Segment Start: RECORD SET

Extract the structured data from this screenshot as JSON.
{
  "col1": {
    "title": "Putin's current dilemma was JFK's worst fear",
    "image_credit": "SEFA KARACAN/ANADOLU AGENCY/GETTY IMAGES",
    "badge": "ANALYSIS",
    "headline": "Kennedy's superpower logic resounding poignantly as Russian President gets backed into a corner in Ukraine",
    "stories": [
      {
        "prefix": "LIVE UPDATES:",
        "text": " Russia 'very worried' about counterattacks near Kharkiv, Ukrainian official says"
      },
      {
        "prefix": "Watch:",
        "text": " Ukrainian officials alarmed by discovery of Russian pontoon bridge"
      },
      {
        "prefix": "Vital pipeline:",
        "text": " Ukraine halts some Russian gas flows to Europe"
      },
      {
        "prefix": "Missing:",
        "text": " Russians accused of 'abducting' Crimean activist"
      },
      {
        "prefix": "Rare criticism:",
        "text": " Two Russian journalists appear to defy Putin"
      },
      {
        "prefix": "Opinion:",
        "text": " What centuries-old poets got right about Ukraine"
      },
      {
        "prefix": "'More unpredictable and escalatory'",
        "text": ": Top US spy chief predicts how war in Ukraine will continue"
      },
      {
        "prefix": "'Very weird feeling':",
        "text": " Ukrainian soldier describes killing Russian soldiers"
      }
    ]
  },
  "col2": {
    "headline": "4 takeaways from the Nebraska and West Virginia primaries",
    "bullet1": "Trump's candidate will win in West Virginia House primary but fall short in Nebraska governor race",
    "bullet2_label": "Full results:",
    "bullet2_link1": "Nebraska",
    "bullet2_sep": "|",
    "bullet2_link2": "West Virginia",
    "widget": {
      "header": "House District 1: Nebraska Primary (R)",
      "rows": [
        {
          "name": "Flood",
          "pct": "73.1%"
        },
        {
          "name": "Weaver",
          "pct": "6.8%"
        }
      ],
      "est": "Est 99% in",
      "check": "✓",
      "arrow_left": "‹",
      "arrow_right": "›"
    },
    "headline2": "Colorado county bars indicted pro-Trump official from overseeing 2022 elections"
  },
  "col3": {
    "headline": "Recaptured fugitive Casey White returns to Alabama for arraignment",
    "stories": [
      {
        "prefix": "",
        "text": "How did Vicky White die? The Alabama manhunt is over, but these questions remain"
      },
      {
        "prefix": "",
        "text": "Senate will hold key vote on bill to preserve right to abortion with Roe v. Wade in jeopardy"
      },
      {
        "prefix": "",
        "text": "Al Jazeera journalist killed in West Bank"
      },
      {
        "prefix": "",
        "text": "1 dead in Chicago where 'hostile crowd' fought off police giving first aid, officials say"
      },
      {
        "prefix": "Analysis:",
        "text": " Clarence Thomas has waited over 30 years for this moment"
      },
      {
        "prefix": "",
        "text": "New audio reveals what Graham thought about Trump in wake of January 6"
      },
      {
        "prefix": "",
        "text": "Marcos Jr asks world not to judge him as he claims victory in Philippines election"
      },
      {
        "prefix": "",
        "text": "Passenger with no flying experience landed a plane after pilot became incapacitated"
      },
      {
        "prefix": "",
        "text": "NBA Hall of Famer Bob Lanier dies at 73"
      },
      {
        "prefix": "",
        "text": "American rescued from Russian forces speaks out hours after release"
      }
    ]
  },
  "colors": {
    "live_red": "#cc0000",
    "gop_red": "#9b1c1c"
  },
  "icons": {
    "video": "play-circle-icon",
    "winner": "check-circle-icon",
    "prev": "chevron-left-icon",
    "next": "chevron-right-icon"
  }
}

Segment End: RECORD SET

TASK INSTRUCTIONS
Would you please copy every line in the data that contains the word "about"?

RESULT OF THIS EXERCISE
        "text": " Russia 'very worried' about counterattacks near Kharkiv, Ukrainian official says"
        "text": " What centuries-old poets got right about Ukraine"
        "text": "New audio reveals what Graham thought about Trump in wake of January 6"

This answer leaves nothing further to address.